The second rule is not to create panic. Hills comment that quarantine is out-dated and a poor solution undermines a major tool in the public health arsenal. When most governments are responding with scientifically proven techniques and then an “expert” suggests that its not helpful, people can feel greater anxiety and helplessness. Even when offering expert opinions, it is useful to think about the repercussions of what we say and how we say it. One is responsible for yelling fire in a crowded theater; we are responsible for the panic our words might create.
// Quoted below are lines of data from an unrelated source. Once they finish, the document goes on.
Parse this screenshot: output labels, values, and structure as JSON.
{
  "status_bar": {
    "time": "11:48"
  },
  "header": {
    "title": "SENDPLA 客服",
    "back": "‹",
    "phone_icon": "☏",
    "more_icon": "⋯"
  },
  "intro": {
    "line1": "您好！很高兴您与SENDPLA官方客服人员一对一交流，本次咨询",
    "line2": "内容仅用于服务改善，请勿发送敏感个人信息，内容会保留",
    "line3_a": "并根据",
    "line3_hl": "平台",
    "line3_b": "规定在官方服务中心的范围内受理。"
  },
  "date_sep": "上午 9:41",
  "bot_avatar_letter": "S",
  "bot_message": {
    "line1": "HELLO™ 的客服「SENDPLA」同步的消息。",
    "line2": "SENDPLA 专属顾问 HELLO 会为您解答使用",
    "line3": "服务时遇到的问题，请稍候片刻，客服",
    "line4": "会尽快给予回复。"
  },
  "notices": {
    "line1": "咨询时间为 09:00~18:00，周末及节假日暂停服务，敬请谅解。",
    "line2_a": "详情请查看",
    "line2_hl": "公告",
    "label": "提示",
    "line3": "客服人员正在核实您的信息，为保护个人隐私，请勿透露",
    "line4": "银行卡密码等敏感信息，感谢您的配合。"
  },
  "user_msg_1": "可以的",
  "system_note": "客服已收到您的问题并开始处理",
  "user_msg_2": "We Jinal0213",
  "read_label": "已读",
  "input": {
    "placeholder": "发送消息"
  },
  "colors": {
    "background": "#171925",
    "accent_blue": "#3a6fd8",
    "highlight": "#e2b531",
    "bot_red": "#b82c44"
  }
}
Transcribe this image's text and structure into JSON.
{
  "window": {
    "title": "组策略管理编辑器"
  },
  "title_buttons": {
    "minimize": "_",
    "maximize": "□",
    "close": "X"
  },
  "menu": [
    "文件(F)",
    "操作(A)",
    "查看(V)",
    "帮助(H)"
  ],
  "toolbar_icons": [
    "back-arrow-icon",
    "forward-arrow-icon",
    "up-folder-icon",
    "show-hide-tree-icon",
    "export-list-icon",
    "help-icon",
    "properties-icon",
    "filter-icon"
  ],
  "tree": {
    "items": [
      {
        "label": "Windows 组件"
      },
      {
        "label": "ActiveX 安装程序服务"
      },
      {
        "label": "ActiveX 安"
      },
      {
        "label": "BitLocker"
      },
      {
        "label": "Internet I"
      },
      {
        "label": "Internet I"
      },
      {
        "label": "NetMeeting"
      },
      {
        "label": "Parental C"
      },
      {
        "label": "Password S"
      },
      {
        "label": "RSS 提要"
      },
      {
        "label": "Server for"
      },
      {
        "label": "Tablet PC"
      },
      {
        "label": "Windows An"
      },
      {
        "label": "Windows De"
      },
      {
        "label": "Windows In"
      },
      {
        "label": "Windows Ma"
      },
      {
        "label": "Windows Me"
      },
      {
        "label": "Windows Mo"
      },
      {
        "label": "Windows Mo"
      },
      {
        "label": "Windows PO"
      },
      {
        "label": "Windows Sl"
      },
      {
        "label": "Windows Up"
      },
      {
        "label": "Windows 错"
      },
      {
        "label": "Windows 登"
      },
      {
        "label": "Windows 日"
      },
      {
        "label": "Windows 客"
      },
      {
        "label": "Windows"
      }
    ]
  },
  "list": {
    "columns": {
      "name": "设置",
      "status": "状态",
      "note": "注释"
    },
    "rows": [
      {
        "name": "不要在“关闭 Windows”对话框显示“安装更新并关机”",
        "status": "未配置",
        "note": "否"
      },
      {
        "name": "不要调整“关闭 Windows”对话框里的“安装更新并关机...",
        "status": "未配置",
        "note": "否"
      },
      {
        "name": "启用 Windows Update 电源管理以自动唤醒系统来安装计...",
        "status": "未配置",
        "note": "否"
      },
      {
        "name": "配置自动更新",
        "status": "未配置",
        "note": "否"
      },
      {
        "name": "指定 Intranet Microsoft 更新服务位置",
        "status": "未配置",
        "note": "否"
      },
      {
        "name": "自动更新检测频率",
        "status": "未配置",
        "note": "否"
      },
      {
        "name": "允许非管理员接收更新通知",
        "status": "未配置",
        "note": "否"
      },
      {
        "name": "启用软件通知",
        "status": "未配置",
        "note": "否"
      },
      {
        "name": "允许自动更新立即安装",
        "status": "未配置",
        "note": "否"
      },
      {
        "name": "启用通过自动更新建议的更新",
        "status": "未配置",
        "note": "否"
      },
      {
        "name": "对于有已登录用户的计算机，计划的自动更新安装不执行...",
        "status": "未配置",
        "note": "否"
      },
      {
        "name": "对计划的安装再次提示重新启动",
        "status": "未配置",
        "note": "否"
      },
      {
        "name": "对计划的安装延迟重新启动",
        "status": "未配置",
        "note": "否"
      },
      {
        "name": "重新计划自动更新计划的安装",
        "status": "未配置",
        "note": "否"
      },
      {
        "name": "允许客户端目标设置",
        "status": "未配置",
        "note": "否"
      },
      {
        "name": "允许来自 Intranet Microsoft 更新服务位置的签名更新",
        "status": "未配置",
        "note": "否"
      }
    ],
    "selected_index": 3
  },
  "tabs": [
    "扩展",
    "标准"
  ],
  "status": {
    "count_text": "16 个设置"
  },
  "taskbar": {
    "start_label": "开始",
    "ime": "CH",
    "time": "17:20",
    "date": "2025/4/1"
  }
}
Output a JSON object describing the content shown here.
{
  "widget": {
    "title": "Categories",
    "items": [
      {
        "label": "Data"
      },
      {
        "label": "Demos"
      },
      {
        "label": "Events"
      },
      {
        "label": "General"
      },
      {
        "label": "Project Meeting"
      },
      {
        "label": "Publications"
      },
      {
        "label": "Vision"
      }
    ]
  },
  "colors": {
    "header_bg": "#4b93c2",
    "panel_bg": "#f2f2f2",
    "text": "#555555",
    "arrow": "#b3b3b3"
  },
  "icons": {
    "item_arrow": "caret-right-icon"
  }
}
The third rule is to manage the message as best as you can. Few journalists will allow you to read the copy or suggest edits before going to press. And yes, once you say something, you lose control over how it is used. This is where the good relationships are important. One must also speak in ways that get across a message simply, understandably and interestingly. Notice that neither Caplan nor Emmanuel are not offering bioethics or medical analysis. They are using their public pulpit to call out incorrect information and a lack of actual response. Thinking COVID-19 is just the common cold diminishes the effect it is having and could continue to have on our world. Calling out the federal government for a lack of a real response is an important task for someone who has been a government official. They are commenting on the comments: Are the messages useful and helpful? Are the Trump administration and Limbaugh being effective and accurate communicators to deal with an epidemic?
Although both Caplan and Emmanuel speaks at some length (in media terms), notice that both have short, quippy phrases as well that capture and deliver the message. Such wit is what the media usually grabs onto. The reporting on this reporting echoes this idea—Emmanuel’s “incoherent” and Caplan’s “Is that the right person to lead us through the epidemic?” You can have a more nuanced explanation, but you also need the catchy phrase that brings home the important message.
The media has a far reach whether it is a politically biased source or one that aims for neutrality. As bioethicists, we have an ethical responsibility to use our access to the media and their interest in our ideas for the good rather than just for our own promotion. People are scared and anxious over this disease. Providing reasoned, calm discourse that corrects wrong information is important. Helping people find perspective to understand this moment in health history is vital. And providing analysis that can lend to a proportional response is essential. Speaking merely to see your own lips move and your own words in print is detrimental. Deserved or not, bioethicists have an expert status in the media for the public. We must rise to the occasion and help governments and individuals be rational in dealing with COVID-19. This moment is about what we can do to help others and to assist the world in dealing with this situation. This is not the first infectious disease crisis (think SARS, Ebola, and more) and it most certainly will not be the last. Let’s help make the world better and safer while preserving human rights rather than adding to the moral panic.